» **DATA EXTRACTS**:
********

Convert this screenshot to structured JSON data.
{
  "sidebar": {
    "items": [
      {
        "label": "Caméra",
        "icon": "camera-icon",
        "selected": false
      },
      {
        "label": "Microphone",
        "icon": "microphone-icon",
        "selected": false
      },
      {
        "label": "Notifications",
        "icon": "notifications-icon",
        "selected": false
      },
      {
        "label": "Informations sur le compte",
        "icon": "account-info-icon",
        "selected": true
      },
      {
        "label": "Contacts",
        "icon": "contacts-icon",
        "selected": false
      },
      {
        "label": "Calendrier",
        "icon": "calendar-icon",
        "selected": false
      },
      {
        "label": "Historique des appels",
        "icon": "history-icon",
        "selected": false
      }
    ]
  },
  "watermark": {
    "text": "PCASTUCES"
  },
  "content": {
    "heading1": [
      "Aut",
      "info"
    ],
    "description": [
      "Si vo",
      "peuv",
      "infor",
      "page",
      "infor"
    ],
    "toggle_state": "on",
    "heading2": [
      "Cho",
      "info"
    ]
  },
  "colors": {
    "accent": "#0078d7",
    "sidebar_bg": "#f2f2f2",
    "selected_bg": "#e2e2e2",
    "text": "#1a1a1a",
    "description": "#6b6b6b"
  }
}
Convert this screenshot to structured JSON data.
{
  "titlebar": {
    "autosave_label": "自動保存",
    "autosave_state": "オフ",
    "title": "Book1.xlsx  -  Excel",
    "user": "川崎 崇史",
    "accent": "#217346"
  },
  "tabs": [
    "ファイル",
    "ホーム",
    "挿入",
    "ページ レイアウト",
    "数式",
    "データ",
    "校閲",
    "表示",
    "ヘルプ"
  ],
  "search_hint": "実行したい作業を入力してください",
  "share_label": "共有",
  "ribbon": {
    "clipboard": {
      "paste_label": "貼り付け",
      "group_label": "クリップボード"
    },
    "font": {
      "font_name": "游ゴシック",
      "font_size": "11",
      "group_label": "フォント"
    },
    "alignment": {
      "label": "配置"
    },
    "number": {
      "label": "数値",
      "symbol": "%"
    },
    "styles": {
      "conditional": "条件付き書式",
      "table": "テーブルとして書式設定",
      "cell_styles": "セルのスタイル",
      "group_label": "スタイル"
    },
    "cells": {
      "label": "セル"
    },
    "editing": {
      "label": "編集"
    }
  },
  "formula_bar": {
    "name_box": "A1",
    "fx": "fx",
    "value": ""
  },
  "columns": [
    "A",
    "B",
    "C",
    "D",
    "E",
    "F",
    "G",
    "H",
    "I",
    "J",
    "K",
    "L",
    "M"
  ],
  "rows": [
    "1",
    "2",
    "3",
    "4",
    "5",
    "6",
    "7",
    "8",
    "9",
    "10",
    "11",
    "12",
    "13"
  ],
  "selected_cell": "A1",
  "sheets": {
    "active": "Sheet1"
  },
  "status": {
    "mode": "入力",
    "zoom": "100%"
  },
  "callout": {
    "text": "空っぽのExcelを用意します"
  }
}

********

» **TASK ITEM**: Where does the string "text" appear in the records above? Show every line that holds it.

» **EXERCISE RESULT**:
    "text": "PCASTUCES"
    "text": "#1a1a1a",
    "text": "空っぽのExcelを用意します"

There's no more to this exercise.